images sparked atfer a re-location from Los Angeles.
|Speeding along the back country on the wrong side of a twisting road so narrow I wasn't certain that there was an option as to which side to drive on, it finally hit me. I have arrived. After a grueling 48hours of traveling that lost me eight hours of my life I have managed to jet myself to a foreign country where I am told they speak English, but I'm not to sure. Ninety percent of the time I have no idea what anyone is talking about. My body is beyond confused and my mind is working on overdrive. Everything looks oddly familiar, yet completely strange at the same time. The first few days are a soup of events.
I find myself walking along a 'tarmac' road that stretches dramatically uphill. It has been spitting rain all morning. The soft grey clouds whisk at a surprising speed above the bright green expanse of hills. I pass a few farm houses, all quaintly constructed of wood and stone with beautifully colored front doors. The occasional Collie dog or mix breed sit waiting to guard their homes from the rare passerby or mail truck.

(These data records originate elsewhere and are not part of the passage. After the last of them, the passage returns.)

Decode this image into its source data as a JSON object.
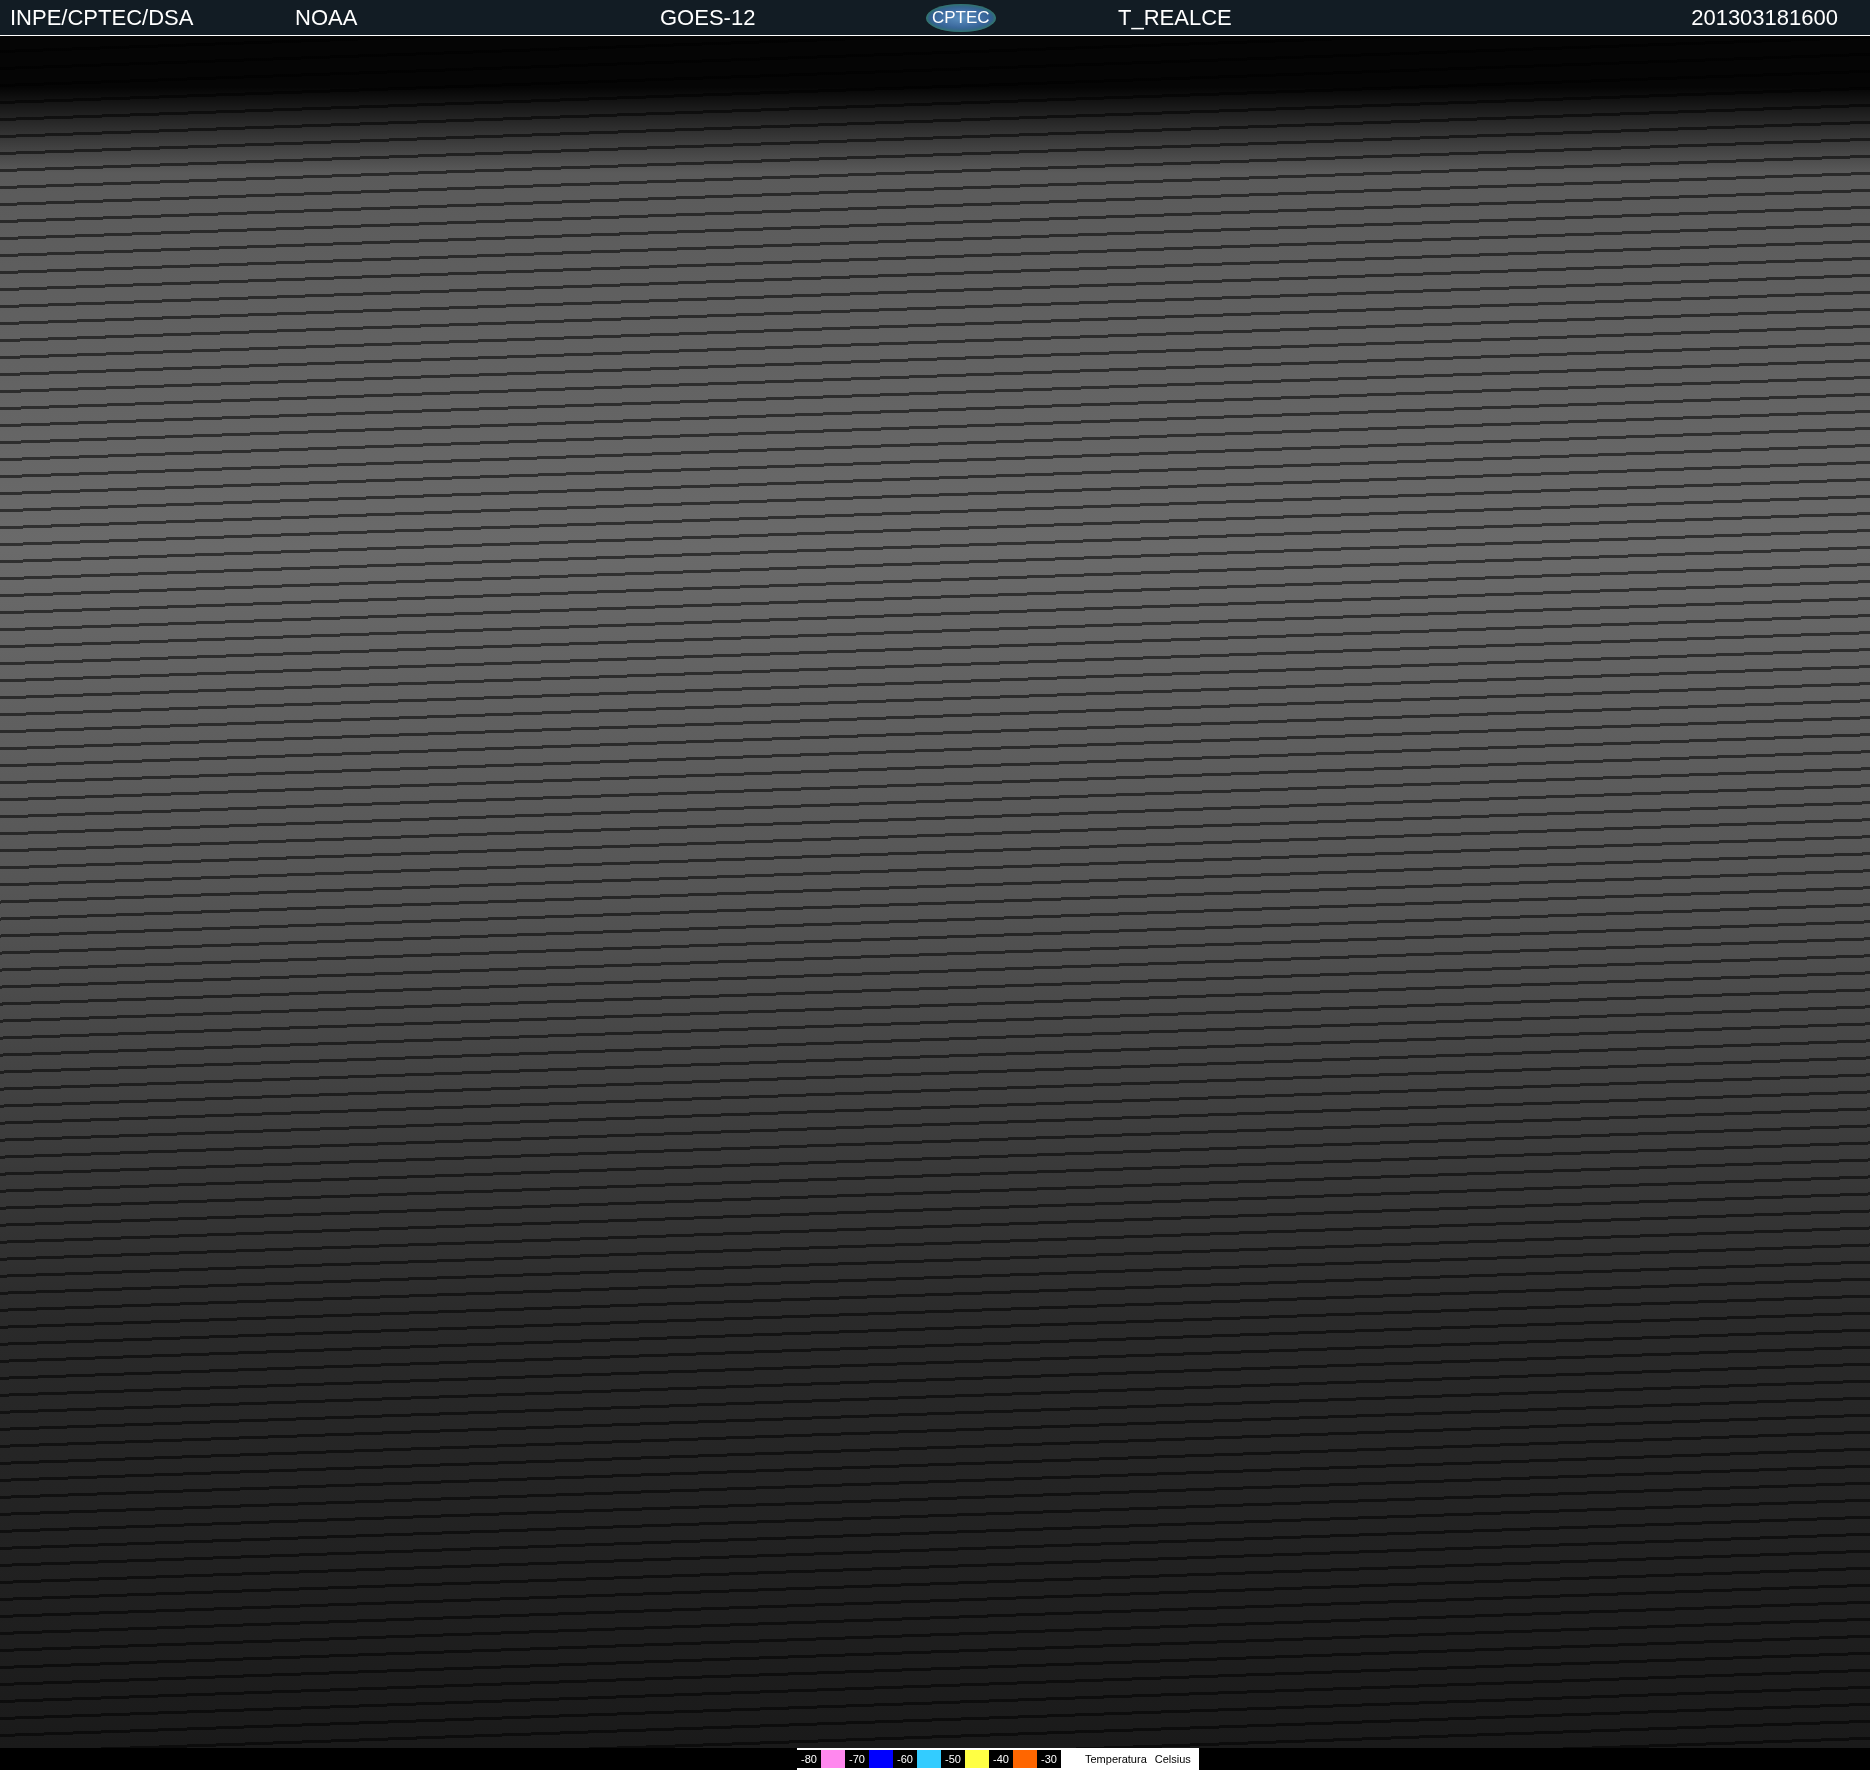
{
  "header": {
    "source": "INPE/CPTEC/DSA",
    "agency": "NOAA",
    "satellite": "GOES-12",
    "logo": "CPTEC",
    "product": "T_REALCE",
    "timestamp": "201303181600"
  },
  "legend": {
    "scale": [
      {
        "label": "-80",
        "color": "#ff88ee"
      },
      {
        "label": "-70",
        "color": "#0000ff"
      },
      {
        "label": "-60",
        "color": "#33ccff"
      },
      {
        "label": "-50",
        "color": "#ffff44"
      },
      {
        "label": "-40",
        "color": "#ff6600"
      },
      {
        "label": "-30"
      }
    ],
    "title": "Temperatura",
    "unit": "Celsius"
  }
}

The further I venture the fewer hourses I find. There are bushes so thick along the sides of the roads I feel as though I'm walking through a half-pipe of greenery. I then realize the bushes are held up by crumbling stone walls, at least a hundred years old. At closer inspection they prove to be ladened in ripening blackberries naturally cleansed by the passing mist. This leaves beautiful plump drippings of dew sparkling in what filtered light breaks through the blanket of white a grey. An occasional cobweb catches multitudes of the sheeting raindrops. The effect is reminiscent of a well-lit canopy at a fancy outdoor event.
The path takes a turn and I am thrust into a view of hills streaching for miles, embroidered with stone walls. Sheep and cattle congregate in thier designated patches, feeding on the rich expanse of emerald. A few glance up casually as I pass. Most know I'm not there to feed them, and thus could care less.
I feel as though I have entered into a 1950's film set in the Irish county-side. It's all too perfect to take in.
Oddly enough, I am jerked back to reality at the close of the hike. I come near to death when a speeding car hurries around a tight bend. I press close agains the piercing throns of the same bushes I was earlier admiring and glare and the young man who's returning glance reminds me that I am not at home.
No matter how far you travel, you find that so much is still the same. And yet it's worth the experience. Thus, I suppose, it is the journey that surpasses the destination in importance.